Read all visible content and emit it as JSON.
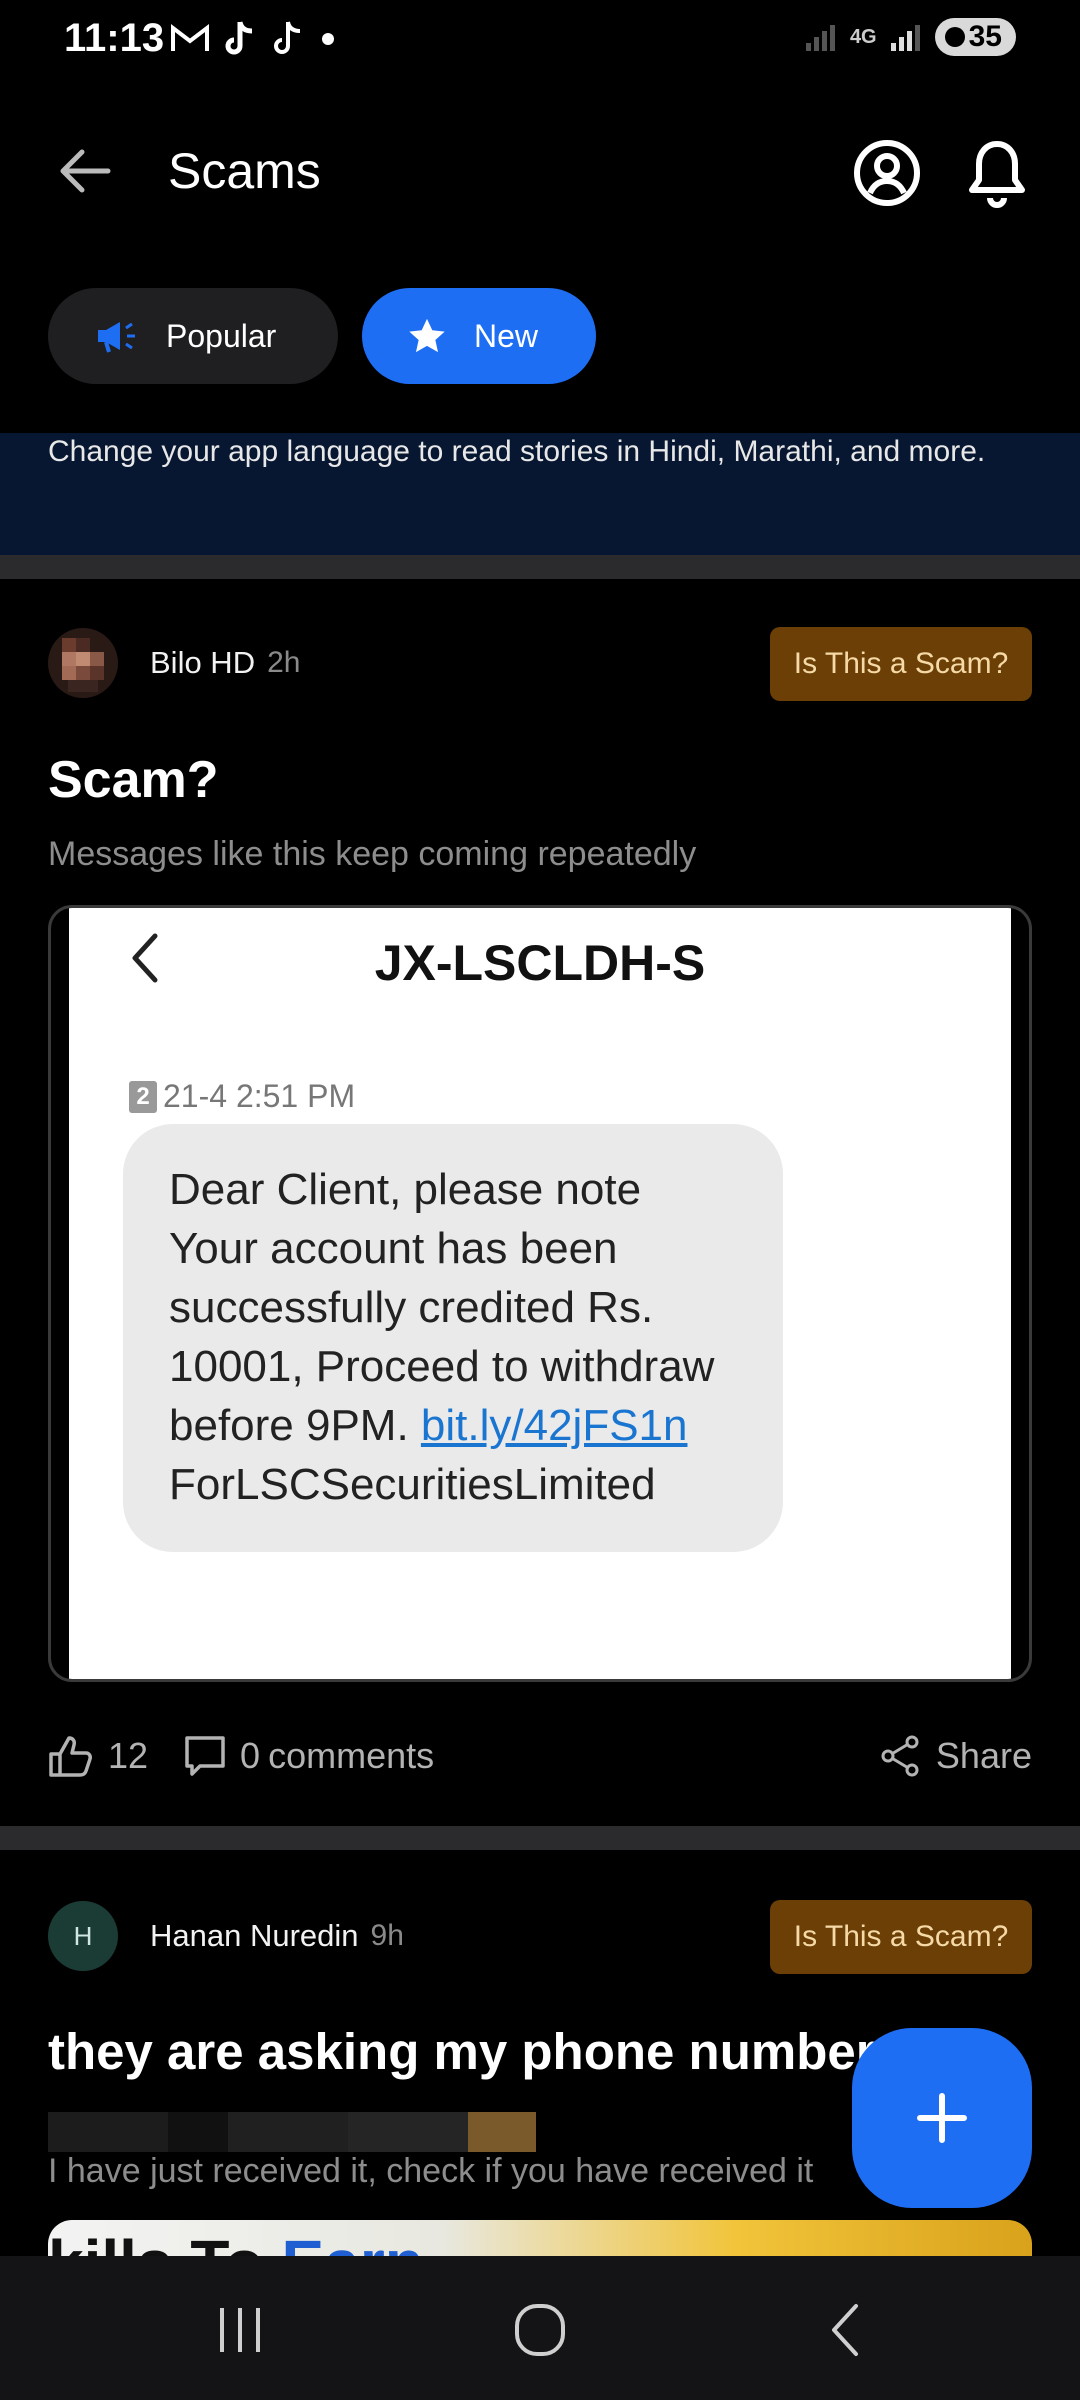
{
  "status_bar": {
    "time": "11:13",
    "network": "4G",
    "battery": "35"
  },
  "header": {
    "title": "Scams"
  },
  "tabs": [
    {
      "label": "Popular",
      "icon": "megaphone-icon"
    },
    {
      "label": "New",
      "icon": "star-icon"
    }
  ],
  "banner": {
    "text": "Change your app language to read stories in Hindi, Marathi, and more."
  },
  "posts": [
    {
      "author": "Bilo HD",
      "time": "2h",
      "tag_button": "Is This a Scam?",
      "title": "Scam?",
      "description": "Messages like this keep coming repeatedly",
      "image": {
        "sender": "JX-LSCLDH-S",
        "sim": "2",
        "date": "21-4 2:51 PM",
        "message_before_link": "Dear Client, please note Your account has been successfully credited Rs. 10001, Proceed to withdraw before 9PM. ",
        "link": "bit.ly/42jFS1n",
        "message_after_link": " ForLSCSecuritiesLimited"
      },
      "likes": "12",
      "comments_count": "0",
      "comments_label": "comments",
      "share_label": "Share"
    },
    {
      "author": "Hanan Nuredin",
      "avatar_letter": "H",
      "time": "9h",
      "tag_button": "Is This a Scam?",
      "title": "they are asking my phone number",
      "description": "I have just received it, check if you have received it",
      "image_text_a": "kills To ",
      "image_text_b": "Earn"
    }
  ],
  "colors": {
    "accent": "#1e6ef4",
    "scam_button": "#6b3f05",
    "banner": "#071731"
  }
}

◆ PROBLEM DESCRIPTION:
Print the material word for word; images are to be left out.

◆ SOLVED PROBLEM:
Read all visible content and emit it as JSON.
{
  "status_bar": {
    "time": "11:13",
    "network": "4G",
    "battery": "35"
  },
  "header": {
    "title": "Scams"
  },
  "tabs": [
    {
      "label": "Popular",
      "icon": "megaphone-icon"
    },
    {
      "label": "New",
      "icon": "star-icon"
    }
  ],
  "banner": {
    "text": "Change your app language to read stories in Hindi, Marathi, and more."
  },
  "posts": [
    {
      "author": "Bilo HD",
      "time": "2h",
      "tag_button": "Is This a Scam?",
      "title": "Scam?",
      "description": "Messages like this keep coming repeatedly",
      "image": {
        "sender": "JX-LSCLDH-S",
        "sim": "2",
        "date": "21-4 2:51 PM",
        "message_before_link": "Dear Client, please note Your account has been successfully credited Rs. 10001, Proceed to withdraw before 9PM. ",
        "link": "bit.ly/42jFS1n",
        "message_after_link": " ForLSCSecuritiesLimited"
      },
      "likes": "12",
      "comments_count": "0",
      "comments_label": "comments",
      "share_label": "Share"
    },
    {
      "author": "Hanan Nuredin",
      "avatar_letter": "H",
      "time": "9h",
      "tag_button": "Is This a Scam?",
      "title": "they are asking my phone number",
      "description": "I have just received it, check if you have received it",
      "image_text_a": "kills To ",
      "image_text_b": "Earn"
    }
  ],
  "colors": {
    "accent": "#1e6ef4",
    "scam_button": "#6b3f05",
    "banner": "#071731"
  }
}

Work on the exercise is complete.